|Critic's Corner: Oscar Race 2014
After the pumpkins have all been smashed and the turkeys all lined up for the guillotine, it's time for Hollywood to retire the turkeys it's been sending to the multiplexes the previous nine months and trot out their most prestigious films. Yes, it's Oscar preview time again, when the film industry unleashes a wealth of generally exciting and compelling films right during the two busiest months of the year for most of us. Since I have to limit my screening time, here are the top films I am prioritizing to watch on the big screen this Oscar season.
1) Imitation Game. Directed by Norwegian Morton Tyldum, in his first English-language feature. Starring Benedict Cumberbatch and Keira Knightly. This is just my kind of film: A true-life story about an unsung hero set in WWII. The trifecta. Cumberbatch stars as Alan Turing, an English mathematician who helps solve the Enigma code. The film won the Toronto International Film Festival's People's Choice Award and was a clear favorite at Telluride. My one concern is Cumberbatch, who is reportedly a cinch for a Best Actor Nomination. I know, I know. He has a big fan base and he is often cited as one of our sexiest film stars. But to me, he has the slightly creepy look of someone who would fall in love with his first cousin. Wait a minute. He played the exact same role in August: Osage County: (A film featuring the most grating and irritating performance in Meryl Streep's career) and he played it to eerie perfection. O.K., Benedict, prove me wrong. Make the Imitation Game this year's The King's Speech.
2.) Fox Catcher. Directed by Bennett Miller (Capote and Moneyball). Starring Steve Carrell, Channing Tatum and Mark Ruffalo. This is another true-life story about Gold Medal wrestlers Dave and Mark Schultz and their unlikely benefactor, eccentric millionaire, John Du Pont. The cast uniformly outstanding by all accounts and "Rolling Stone" movie reviewer, Peter Travers, notes that director Bennett Miller "Takes a scalpel to the privileged words of Olympic sports and inherited wealth." Miller won "Best Director" at the Cannes Film Festival and a friend of mine, who attendss the Telluride fest ever year, said this one is "must see." I trust her judgment. Therefore it's a must see.
3) Theory of Everything. Directed by James Marsh, in his second non-documentary feature. Starring Eddie Redmayne and Felicity Jones. This is another true-life story about the brilliant British physicist, Hawking (Redmayne), who wrote "A Brief History of Time," and his first wife (Jones). Hawking is one of my intellectual heroes, even though I don't understand half of what he writes. Or, Maybe because I don't understand half of what he writes. Anyway, Redmayne is reportedly as brilliant in this performance as Hawking is in his field of research. I figure Redmayne is also a cinch to lock up a best actor nomination. Consider the film this year's My Left Foot. Will Redmayne match Daniel Day-Lewis' Oscar? I can't wait to see.

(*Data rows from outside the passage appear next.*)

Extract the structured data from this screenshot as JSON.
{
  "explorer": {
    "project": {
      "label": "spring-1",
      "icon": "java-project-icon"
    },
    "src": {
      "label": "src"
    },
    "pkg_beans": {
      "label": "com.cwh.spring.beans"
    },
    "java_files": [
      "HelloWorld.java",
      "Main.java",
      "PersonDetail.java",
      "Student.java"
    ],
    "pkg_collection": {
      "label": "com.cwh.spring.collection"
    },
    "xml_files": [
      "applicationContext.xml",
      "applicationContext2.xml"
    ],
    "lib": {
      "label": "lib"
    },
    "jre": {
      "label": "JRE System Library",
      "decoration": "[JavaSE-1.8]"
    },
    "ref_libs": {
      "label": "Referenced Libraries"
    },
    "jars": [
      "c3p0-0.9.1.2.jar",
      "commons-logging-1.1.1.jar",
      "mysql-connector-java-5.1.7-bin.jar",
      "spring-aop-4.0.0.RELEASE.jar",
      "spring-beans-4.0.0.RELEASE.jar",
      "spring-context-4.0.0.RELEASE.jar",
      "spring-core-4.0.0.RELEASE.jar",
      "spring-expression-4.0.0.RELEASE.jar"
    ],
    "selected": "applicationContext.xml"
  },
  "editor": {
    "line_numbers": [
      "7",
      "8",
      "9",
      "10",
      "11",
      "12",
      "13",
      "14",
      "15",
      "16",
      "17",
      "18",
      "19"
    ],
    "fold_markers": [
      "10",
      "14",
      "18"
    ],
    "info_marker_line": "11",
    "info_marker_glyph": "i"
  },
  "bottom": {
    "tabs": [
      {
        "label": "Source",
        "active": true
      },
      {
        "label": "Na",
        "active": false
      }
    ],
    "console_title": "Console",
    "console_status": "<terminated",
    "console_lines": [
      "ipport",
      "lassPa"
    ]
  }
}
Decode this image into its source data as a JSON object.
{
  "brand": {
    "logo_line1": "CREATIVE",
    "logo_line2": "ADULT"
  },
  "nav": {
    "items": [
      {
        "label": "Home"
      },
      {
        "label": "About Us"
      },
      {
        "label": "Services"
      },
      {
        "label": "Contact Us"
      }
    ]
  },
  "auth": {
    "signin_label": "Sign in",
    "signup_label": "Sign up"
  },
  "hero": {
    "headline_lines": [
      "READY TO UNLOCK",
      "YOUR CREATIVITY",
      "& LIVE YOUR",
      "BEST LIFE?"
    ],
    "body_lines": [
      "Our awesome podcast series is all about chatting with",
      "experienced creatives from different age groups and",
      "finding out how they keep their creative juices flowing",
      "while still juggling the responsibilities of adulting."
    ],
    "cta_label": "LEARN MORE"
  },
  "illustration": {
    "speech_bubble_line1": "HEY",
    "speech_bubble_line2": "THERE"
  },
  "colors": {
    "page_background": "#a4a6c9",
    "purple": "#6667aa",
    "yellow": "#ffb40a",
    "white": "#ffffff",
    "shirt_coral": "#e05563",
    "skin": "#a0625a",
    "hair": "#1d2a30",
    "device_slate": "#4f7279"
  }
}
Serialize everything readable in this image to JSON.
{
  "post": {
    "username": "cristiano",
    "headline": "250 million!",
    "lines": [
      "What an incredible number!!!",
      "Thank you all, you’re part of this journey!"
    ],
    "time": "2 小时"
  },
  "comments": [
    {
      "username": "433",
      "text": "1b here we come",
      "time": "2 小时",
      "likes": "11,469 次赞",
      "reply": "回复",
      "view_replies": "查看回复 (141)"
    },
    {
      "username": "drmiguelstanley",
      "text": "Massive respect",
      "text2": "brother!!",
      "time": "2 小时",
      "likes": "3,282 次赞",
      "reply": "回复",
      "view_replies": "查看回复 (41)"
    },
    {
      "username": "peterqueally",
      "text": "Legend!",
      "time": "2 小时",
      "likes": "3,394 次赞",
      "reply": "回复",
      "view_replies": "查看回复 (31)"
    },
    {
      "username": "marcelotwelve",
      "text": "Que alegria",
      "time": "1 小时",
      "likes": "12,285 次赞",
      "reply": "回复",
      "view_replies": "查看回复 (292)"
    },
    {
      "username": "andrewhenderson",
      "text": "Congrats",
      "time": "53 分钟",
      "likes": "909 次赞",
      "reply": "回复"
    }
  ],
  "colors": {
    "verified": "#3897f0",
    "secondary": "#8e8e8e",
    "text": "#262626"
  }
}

4) Intersteller. Directed by Christopher Nolan (Dark Night, Memento, The Prestige). Starring Matthew McConaughey and Anne Hathaway. A special-effects, popcorn extravaganza with a deep plot, consider this film this year's Gravity, with more...umm gravity and hopefully better performances. (I'm sorry, but Gravity, just featured George Clooney and Sandra Bullock playing George Clooney and Sandra Bullock in astronaut suits.) At three hours in length, I'll have to schedule this one very carefully. But, Nolan has such a great track record that I bet it's worth the time.
5)Wild. Directed by Jean-Marc Vallee (Dallas Buyers Club). Starring Reese Witherspoon. O.K. here's yet another true-life story based on Cheryl Strayed's memoir, "Wild," about her 1,100 mile solo hike across the Pacific Crest Trail, following heroin addiction and a failed marriage. Renee has displayed some spoiled-brat behavior in public lately, but she is a good actress and this should be worth a few hours of time.
6) Mr. Turner. Directed by Mike Leigh (Another Year, Happy-Go-Lucky and Vera Drake). Starring Timothy Sprall. I love Leigh's delicate character sketches of British lower-and middle-classes, so it will be interesting to see how he handles a biopic about the great British watercolorist J.M.W. Turner.
7) Unbroken. Directed by Angelina Jolie (in her debut effort). Starring Jack O'Connell as Olympic runner, Louis Zamperini, who is taken prisoner by Japanese forces during WWII and subjected to extreme torture. The film is based on the bestselling non-fiction book by Laura Hillenbrand, which everybody tells me is a "must-read." Well it looks like I probably won't get to it by the movie's December 25 release date, so I just might have to see the movie first. Wait a minute. It has "intense sequences of brutality?" Hmmm. Not exactly my idea of a holiday picture. So, maybe I'll wait for the DVD release. I'm also reserving judgment on the film, because Jolie is an untried directorial commodity. But I wouldn't bet against her.
8) And finally, Dumb and Dumber To: Just Kidding.
Have a great Oscar season.
-Written by Randy Wilson-